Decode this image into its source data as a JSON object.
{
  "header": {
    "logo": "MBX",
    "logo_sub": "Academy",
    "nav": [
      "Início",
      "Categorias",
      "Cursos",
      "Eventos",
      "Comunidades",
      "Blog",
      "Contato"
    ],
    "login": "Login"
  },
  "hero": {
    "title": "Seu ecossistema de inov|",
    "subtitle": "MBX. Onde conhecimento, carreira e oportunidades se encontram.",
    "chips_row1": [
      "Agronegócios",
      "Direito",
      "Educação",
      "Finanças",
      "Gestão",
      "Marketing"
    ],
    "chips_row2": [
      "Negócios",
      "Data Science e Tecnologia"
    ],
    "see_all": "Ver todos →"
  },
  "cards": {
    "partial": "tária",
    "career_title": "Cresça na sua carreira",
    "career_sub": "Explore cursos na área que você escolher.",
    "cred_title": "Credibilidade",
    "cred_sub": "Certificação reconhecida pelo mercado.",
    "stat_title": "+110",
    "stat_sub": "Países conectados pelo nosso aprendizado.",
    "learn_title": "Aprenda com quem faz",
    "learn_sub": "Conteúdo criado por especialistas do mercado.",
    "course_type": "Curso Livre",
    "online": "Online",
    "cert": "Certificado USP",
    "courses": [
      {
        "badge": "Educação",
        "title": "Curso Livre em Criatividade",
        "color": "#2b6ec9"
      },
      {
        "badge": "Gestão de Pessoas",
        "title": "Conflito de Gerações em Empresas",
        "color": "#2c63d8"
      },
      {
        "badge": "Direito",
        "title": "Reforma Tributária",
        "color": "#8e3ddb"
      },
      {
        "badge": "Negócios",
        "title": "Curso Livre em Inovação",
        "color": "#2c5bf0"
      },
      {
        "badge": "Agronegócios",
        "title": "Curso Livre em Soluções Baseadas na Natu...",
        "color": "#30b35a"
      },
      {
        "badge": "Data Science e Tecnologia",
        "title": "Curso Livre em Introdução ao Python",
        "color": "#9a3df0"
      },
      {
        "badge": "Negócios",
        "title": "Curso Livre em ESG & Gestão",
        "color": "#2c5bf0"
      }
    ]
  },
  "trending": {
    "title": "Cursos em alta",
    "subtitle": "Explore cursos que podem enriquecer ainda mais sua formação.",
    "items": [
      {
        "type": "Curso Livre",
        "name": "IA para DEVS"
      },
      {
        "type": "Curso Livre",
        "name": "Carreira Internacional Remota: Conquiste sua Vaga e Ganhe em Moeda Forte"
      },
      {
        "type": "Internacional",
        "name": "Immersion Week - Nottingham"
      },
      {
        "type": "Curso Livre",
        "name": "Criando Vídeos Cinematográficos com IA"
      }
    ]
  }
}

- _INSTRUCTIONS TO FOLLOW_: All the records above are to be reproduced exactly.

- _WRITTEN ANSWER_:
Decode this image into its source data as a JSON object.
{
  "header": {
    "logo": "MBX",
    "logo_sub": "Academy",
    "nav": [
      "Início",
      "Categorias",
      "Cursos",
      "Eventos",
      "Comunidades",
      "Blog",
      "Contato"
    ],
    "login": "Login"
  },
  "hero": {
    "title": "Seu ecossistema de inov|",
    "subtitle": "MBX. Onde conhecimento, carreira e oportunidades se encontram.",
    "chips_row1": [
      "Agronegócios",
      "Direito",
      "Educação",
      "Finanças",
      "Gestão",
      "Marketing"
    ],
    "chips_row2": [
      "Negócios",
      "Data Science e Tecnologia"
    ],
    "see_all": "Ver todos →"
  },
  "cards": {
    "partial": "tária",
    "career_title": "Cresça na sua carreira",
    "career_sub": "Explore cursos na área que você escolher.",
    "cred_title": "Credibilidade",
    "cred_sub": "Certificação reconhecida pelo mercado.",
    "stat_title": "+110",
    "stat_sub": "Países conectados pelo nosso aprendizado.",
    "learn_title": "Aprenda com quem faz",
    "learn_sub": "Conteúdo criado por especialistas do mercado.",
    "course_type": "Curso Livre",
    "online": "Online",
    "cert": "Certificado USP",
    "courses": [
      {
        "badge": "Educação",
        "title": "Curso Livre em Criatividade",
        "color": "#2b6ec9"
      },
      {
        "badge": "Gestão de Pessoas",
        "title": "Conflito de Gerações em Empresas",
        "color": "#2c63d8"
      },
      {
        "badge": "Direito",
        "title": "Reforma Tributária",
        "color": "#8e3ddb"
      },
      {
        "badge": "Negócios",
        "title": "Curso Livre em Inovação",
        "color": "#2c5bf0"
      },
      {
        "badge": "Agronegócios",
        "title": "Curso Livre em Soluções Baseadas na Natu...",
        "color": "#30b35a"
      },
      {
        "badge": "Data Science e Tecnologia",
        "title": "Curso Livre em Introdução ao Python",
        "color": "#9a3df0"
      },
      {
        "badge": "Negócios",
        "title": "Curso Livre em ESG & Gestão",
        "color": "#2c5bf0"
      }
    ]
  },
  "trending": {
    "title": "Cursos em alta",
    "subtitle": "Explore cursos que podem enriquecer ainda mais sua formação.",
    "items": [
      {
        "type": "Curso Livre",
        "name": "IA para DEVS"
      },
      {
        "type": "Curso Livre",
        "name": "Carreira Internacional Remota: Conquiste sua Vaga e Ganhe em Moeda Forte"
      },
      {
        "type": "Internacional",
        "name": "Immersion Week - Nottingham"
      },
      {
        "type": "Curso Livre",
        "name": "Criando Vídeos Cinematográficos com IA"
      }
    ]
  }
}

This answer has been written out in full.